Cambridge Springs, Pa. – Dec. 18 – The Western Pennsylvania Conservancy has permanently protected 66 acres in Rockdale Township, Crawford County, the Conservancy announced today.
Located downstream from another WPC-protected property, this property has approximately 1,600 feet of creek frontage along French Creek, one of the most ecologically significant waterways in the northeastern United States.
“The conservation of this land will help to protect French Creek, its water quality and aquatic life, and forestland along the creek,” said Thomas Saunders, WPC president and chief executive officer.
The property includes a wetland and a forested, riparian buffer along the creek. Forested, riparian corridors help to regulate the temperature of streams and create conditions that contribute to improved water quality and habitat for the federally endangered and threatened freshwater mussels and numerous fish species of special conservation concern in Pennsylvania that live in the watershed.
WPC purchased the land from the Niknar Sportsmen’s Club, which has owned the property since the 1950s. This property will be managed as a natural area and be open to the public for low-impact recreation, such as hunting, hiking and wildlife watching.
“The mission of the Niknar Sportsmen’s Club was to promote, foster and protect wildlife and natural resources, and encourage participation in recreational activities and sports,” said George Varzaly, president of Niknar Sportsmen’s Club, who now lives in Georgia. “Thanks to the Conservancy, we are able to uphold the original charter of the organization and keep the land natural forever.”
The acquisition was made possible through one family’s generous financial contribution in memory of their son and brother, Brad Barnes. Barnes, who lived in the area, was dedicated to conservation and to protecting endangered plants and animals. His family has conserved several ecologically significant properties in northwestern Pennsylvania with WPC in his memory. Funds from the estate of Helen B. Katz also contributed to this acquisition.
About the Western Pennsylvania Conservancy:

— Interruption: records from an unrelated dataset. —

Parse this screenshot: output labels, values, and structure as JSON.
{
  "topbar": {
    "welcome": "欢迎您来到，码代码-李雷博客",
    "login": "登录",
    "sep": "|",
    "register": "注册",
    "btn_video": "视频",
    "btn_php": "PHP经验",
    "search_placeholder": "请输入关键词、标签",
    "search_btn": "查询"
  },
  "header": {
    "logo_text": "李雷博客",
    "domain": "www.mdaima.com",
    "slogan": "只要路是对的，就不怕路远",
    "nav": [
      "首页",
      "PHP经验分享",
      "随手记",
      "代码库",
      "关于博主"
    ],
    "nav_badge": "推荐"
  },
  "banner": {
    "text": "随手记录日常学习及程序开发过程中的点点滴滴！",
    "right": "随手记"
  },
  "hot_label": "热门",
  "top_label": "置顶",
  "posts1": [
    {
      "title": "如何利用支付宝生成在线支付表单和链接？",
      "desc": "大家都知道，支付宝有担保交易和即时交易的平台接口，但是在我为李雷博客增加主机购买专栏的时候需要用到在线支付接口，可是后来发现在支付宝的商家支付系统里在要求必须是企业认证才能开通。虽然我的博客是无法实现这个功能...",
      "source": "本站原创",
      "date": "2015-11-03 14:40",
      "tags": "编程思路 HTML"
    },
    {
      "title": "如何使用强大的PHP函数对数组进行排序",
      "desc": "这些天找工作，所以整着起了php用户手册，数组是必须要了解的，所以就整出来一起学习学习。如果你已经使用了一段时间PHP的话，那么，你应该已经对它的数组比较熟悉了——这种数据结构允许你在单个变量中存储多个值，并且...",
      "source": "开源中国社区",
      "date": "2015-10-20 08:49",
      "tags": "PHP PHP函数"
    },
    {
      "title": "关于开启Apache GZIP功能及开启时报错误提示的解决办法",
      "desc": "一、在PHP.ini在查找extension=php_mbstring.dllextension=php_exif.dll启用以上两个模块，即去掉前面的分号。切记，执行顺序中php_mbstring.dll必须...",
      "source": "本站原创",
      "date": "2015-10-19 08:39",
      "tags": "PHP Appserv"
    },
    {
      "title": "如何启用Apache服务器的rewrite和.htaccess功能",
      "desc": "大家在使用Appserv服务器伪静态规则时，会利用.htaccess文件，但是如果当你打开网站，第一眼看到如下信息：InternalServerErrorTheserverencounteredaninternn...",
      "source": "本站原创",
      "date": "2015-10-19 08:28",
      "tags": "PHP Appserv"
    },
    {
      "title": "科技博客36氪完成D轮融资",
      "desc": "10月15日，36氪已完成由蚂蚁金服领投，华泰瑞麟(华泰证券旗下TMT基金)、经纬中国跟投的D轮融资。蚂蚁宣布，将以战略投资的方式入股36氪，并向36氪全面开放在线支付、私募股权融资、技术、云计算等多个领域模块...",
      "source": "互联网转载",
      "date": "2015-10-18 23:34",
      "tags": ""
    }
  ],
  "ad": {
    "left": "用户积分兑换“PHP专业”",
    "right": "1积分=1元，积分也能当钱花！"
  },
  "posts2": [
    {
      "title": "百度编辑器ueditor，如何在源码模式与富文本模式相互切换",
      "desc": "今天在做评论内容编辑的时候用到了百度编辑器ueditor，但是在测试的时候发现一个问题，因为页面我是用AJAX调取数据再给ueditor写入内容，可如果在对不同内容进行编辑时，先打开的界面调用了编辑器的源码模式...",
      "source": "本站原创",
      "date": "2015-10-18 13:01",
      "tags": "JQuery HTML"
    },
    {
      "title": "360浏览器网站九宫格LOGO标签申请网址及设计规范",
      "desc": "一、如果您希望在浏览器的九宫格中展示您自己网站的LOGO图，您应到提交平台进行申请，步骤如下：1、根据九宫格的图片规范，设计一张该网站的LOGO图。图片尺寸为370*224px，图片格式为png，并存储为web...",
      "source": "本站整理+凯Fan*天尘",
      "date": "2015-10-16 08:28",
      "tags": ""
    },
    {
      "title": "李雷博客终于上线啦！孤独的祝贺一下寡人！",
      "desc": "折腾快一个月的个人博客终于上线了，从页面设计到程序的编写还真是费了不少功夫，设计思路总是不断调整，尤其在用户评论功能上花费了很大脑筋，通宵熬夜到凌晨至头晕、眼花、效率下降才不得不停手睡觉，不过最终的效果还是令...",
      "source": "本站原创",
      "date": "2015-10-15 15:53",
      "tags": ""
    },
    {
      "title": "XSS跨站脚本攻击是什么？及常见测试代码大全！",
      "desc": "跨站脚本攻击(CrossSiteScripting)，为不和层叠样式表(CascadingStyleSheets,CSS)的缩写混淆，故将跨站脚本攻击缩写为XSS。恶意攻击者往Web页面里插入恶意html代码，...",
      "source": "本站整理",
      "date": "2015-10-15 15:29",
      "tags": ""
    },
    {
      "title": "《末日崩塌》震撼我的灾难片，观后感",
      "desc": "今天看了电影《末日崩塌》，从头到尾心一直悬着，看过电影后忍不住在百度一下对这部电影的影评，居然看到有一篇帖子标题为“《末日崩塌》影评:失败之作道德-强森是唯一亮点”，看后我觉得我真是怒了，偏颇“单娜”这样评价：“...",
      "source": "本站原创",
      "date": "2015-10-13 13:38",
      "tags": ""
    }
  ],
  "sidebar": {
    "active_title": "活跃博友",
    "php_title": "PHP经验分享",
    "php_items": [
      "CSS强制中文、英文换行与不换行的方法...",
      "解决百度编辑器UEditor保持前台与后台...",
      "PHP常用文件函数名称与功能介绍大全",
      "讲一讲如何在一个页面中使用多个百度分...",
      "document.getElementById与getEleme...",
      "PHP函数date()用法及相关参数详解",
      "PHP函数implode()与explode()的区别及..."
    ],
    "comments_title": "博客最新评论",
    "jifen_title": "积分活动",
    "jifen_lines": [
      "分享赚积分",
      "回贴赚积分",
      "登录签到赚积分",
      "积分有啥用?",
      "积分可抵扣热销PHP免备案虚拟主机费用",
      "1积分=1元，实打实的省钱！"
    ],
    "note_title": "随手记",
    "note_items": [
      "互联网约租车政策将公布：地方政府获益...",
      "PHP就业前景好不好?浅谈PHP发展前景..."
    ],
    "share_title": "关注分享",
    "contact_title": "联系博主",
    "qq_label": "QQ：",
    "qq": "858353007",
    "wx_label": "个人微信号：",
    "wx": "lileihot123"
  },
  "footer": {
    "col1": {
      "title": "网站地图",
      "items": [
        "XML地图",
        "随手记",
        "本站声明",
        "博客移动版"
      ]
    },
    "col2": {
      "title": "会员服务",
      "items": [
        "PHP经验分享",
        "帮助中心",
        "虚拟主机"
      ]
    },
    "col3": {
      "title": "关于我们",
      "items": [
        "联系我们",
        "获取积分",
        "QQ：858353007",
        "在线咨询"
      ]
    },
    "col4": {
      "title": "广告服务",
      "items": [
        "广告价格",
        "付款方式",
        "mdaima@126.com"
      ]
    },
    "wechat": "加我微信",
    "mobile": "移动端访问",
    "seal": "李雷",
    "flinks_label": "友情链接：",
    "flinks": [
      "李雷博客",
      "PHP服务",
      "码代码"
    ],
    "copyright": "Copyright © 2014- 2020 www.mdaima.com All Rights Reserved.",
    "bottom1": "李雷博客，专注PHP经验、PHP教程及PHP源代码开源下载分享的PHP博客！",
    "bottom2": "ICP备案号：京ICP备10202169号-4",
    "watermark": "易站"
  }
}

The Western Pennsylvania Conservancy (WPC) enhances the region’s quality of life by protecting and restoring exceptional places. A private nonprofit conservation organization founded in 1932, WPC has helped to establish ten state parks, conserved more than 236,000 acres of natural lands and protected or restored more than 1,500 miles of rivers and streams. The Conservancy owns and operates Fallingwater, which symbolizes people living in harmony with nature. In addition, WPC enriches our region’s cities and towns through 130 community gardens and other green spaces that are planted with the help of about 12,500 volunteers. The work of the Western Pennsylvania Conservancy is accomplished through the support of nearly 10,000 members. For more information, visit WaterLandLife.org.